*** AVAILABLE RECORDS ***
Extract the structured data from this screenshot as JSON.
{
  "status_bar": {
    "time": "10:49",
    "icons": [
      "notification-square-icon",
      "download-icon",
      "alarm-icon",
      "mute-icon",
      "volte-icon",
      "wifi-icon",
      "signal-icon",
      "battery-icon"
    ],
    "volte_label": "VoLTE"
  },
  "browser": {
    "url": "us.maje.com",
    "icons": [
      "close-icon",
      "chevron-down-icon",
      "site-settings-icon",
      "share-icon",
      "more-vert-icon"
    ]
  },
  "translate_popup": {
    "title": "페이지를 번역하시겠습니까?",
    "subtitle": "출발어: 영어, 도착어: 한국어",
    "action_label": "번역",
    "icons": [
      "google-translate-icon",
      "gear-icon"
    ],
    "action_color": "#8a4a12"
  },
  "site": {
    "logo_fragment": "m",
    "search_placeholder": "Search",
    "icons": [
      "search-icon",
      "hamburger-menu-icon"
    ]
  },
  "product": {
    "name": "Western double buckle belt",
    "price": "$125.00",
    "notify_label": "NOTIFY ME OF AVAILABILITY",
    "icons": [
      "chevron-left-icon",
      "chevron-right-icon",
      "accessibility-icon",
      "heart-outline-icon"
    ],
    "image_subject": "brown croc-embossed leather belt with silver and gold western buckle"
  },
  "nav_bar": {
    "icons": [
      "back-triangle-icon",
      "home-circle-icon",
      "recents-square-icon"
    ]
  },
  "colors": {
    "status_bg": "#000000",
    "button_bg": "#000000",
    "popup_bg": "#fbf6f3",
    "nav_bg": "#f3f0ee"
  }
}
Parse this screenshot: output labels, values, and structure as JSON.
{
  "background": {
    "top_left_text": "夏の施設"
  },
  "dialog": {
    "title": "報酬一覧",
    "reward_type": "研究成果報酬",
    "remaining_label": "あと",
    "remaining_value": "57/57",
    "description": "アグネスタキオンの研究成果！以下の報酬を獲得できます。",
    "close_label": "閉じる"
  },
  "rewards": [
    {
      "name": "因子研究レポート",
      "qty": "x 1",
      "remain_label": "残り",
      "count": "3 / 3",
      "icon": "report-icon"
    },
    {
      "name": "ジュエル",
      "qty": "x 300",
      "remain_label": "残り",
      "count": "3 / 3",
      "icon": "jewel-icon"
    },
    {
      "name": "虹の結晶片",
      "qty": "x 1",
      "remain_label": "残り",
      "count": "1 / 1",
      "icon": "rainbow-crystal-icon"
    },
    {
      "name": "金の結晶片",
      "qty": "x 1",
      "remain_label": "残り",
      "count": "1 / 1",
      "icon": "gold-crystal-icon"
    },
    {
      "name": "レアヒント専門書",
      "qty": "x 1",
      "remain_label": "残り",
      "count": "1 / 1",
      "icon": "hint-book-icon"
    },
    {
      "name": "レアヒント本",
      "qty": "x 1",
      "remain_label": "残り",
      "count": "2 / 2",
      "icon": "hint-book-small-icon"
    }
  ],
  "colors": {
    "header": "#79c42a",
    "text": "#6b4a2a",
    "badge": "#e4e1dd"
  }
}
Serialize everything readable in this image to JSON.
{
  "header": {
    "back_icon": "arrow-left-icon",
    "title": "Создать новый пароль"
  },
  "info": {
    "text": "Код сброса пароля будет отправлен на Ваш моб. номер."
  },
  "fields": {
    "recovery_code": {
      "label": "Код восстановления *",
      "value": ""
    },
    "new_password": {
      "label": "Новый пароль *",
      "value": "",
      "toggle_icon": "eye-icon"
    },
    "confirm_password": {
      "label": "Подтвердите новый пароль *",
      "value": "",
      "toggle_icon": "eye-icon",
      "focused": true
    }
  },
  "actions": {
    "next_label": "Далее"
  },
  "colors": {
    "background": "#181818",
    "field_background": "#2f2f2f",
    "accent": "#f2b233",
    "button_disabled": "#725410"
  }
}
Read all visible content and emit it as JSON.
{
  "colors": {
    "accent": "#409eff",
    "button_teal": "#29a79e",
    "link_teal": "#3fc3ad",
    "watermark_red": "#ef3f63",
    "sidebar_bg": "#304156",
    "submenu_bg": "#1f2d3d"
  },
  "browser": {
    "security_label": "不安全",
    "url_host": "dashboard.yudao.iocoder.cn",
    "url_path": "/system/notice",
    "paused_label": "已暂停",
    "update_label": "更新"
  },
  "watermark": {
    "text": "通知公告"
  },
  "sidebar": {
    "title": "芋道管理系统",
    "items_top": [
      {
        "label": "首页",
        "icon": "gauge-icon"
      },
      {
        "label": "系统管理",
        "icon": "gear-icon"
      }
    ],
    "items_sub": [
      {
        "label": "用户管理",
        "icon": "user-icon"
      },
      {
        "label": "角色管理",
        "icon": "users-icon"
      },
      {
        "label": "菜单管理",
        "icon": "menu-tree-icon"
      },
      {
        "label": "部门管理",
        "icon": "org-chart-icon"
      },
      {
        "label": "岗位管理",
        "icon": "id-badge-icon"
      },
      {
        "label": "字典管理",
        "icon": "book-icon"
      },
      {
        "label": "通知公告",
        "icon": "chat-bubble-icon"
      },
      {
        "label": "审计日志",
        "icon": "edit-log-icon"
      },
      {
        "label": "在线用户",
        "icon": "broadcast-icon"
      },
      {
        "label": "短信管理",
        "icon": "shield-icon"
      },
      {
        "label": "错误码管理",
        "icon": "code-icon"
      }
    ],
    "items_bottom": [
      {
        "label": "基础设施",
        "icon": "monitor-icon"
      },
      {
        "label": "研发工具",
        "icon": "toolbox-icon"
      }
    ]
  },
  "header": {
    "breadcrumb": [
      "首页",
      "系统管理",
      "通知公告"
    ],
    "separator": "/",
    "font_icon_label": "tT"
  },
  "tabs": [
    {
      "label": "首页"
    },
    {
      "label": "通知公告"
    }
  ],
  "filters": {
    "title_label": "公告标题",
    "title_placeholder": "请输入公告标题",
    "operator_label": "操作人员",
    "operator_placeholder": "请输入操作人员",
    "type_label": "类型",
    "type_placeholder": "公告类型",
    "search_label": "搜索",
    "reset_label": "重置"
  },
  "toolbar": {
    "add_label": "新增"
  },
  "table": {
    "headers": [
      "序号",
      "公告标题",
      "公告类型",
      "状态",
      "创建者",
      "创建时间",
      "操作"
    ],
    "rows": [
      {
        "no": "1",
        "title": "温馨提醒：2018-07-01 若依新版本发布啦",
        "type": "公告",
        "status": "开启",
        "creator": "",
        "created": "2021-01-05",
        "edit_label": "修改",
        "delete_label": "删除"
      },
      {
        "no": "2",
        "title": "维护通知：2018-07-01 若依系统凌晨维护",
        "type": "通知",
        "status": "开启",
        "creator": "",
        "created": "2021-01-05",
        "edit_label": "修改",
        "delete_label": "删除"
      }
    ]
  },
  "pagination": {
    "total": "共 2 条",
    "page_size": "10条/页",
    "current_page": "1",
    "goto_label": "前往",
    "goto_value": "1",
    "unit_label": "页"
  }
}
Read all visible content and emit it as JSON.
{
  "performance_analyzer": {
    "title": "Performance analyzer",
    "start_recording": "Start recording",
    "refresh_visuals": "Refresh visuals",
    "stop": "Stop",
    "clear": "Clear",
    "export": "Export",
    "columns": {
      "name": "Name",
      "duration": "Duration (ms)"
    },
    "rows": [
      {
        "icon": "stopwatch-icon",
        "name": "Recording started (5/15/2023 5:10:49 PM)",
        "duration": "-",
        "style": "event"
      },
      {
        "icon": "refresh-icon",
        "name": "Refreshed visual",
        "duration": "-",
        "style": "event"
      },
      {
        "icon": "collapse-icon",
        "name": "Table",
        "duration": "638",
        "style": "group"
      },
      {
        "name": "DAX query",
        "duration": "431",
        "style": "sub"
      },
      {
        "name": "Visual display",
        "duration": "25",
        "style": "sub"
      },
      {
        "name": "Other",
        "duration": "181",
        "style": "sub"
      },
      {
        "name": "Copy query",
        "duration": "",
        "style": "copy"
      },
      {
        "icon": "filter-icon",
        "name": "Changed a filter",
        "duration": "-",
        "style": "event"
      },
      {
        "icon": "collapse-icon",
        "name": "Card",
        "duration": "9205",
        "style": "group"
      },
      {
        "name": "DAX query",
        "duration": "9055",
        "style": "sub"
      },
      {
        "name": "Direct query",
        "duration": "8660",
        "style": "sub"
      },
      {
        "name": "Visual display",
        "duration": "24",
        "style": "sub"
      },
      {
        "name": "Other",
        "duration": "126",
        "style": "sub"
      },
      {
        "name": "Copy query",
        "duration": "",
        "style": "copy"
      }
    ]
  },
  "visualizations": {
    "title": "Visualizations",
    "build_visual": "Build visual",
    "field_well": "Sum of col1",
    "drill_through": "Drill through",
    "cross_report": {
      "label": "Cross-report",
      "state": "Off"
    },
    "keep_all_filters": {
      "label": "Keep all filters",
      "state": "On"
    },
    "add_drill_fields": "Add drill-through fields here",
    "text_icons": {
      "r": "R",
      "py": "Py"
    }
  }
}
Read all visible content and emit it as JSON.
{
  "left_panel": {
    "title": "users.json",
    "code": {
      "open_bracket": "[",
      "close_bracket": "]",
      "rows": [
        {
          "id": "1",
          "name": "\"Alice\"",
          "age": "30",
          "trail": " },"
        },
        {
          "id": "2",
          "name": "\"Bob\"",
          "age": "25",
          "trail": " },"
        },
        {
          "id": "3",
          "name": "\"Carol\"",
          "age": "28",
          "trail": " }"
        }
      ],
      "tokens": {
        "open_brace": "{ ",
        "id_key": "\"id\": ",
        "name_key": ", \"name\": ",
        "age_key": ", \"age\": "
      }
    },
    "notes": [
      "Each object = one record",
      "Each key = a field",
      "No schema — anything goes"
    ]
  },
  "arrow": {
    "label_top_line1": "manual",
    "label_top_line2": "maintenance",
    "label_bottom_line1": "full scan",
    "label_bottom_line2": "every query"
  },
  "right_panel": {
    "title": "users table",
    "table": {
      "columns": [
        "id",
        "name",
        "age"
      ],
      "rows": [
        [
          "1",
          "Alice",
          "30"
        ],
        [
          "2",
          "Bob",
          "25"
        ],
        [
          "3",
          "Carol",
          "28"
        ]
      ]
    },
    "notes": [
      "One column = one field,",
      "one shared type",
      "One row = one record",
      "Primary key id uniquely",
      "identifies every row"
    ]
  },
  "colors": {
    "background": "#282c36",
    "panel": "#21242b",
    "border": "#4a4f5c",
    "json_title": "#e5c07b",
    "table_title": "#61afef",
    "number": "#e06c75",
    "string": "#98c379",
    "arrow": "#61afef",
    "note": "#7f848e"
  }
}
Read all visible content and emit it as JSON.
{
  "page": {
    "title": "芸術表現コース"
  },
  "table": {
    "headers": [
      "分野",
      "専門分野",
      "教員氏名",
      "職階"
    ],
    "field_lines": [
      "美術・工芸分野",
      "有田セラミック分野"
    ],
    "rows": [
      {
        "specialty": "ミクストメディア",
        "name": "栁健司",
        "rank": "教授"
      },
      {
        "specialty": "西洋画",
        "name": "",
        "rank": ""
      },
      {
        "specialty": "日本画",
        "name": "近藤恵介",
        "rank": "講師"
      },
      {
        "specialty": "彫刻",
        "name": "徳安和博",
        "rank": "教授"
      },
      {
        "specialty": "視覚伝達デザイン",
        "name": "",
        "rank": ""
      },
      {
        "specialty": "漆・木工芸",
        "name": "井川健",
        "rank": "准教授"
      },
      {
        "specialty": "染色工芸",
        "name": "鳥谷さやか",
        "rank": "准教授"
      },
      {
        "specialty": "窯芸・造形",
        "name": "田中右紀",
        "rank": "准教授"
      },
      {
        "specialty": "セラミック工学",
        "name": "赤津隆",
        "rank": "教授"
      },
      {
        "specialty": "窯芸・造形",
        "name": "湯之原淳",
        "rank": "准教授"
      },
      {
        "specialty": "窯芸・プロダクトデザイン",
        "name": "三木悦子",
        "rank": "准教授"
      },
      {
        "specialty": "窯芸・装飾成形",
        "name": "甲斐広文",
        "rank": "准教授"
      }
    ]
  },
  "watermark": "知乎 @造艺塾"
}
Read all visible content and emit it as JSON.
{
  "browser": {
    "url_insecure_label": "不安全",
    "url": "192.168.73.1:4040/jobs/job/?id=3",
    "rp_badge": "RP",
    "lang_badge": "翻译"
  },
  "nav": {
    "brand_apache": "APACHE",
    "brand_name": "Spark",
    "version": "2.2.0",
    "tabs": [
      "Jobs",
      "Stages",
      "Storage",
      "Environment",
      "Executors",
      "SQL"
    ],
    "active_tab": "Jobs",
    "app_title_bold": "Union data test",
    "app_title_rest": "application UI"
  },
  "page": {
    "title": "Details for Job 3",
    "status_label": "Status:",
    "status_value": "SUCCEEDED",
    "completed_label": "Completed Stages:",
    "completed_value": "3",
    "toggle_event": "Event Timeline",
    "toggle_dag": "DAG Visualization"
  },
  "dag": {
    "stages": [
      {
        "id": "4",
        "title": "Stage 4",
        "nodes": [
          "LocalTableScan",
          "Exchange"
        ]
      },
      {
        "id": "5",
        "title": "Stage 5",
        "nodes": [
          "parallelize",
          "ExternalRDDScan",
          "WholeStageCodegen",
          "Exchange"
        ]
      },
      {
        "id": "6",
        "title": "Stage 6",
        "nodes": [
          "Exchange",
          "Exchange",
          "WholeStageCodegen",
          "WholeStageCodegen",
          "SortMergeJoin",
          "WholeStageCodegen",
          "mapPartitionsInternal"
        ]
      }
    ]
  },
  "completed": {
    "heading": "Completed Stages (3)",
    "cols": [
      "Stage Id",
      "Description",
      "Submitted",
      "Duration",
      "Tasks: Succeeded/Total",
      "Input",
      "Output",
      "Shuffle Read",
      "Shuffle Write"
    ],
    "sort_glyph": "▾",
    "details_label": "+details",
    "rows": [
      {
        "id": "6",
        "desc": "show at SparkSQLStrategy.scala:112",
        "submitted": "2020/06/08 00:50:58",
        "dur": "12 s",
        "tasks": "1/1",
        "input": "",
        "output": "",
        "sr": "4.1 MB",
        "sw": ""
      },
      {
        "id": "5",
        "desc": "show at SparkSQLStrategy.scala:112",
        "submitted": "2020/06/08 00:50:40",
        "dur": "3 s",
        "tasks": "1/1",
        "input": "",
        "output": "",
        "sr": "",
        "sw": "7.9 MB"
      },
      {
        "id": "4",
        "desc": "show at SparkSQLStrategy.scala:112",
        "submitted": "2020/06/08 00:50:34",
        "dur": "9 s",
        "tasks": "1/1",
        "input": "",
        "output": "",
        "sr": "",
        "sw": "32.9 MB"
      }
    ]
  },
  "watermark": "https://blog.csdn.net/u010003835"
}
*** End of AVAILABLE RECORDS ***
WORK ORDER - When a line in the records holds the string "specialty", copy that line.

OUTPUT FOR THIS EXERCISE -
        "specialty": "ミクストメディア",
        "specialty": "西洋画",
        "specialty": "日本画",
        "specialty": "彫刻",
        "specialty": "視覚伝達デザイン",
        "specialty": "漆・木工芸",
        "specialty": "染色工芸",
        "specialty": "窯芸・造形",
        "specialty": "セラミック工学",
        "specialty": "窯芸・造形",
        "specialty": "窯芸・プロダクトデザイン",
        "specialty": "窯芸・装飾成形",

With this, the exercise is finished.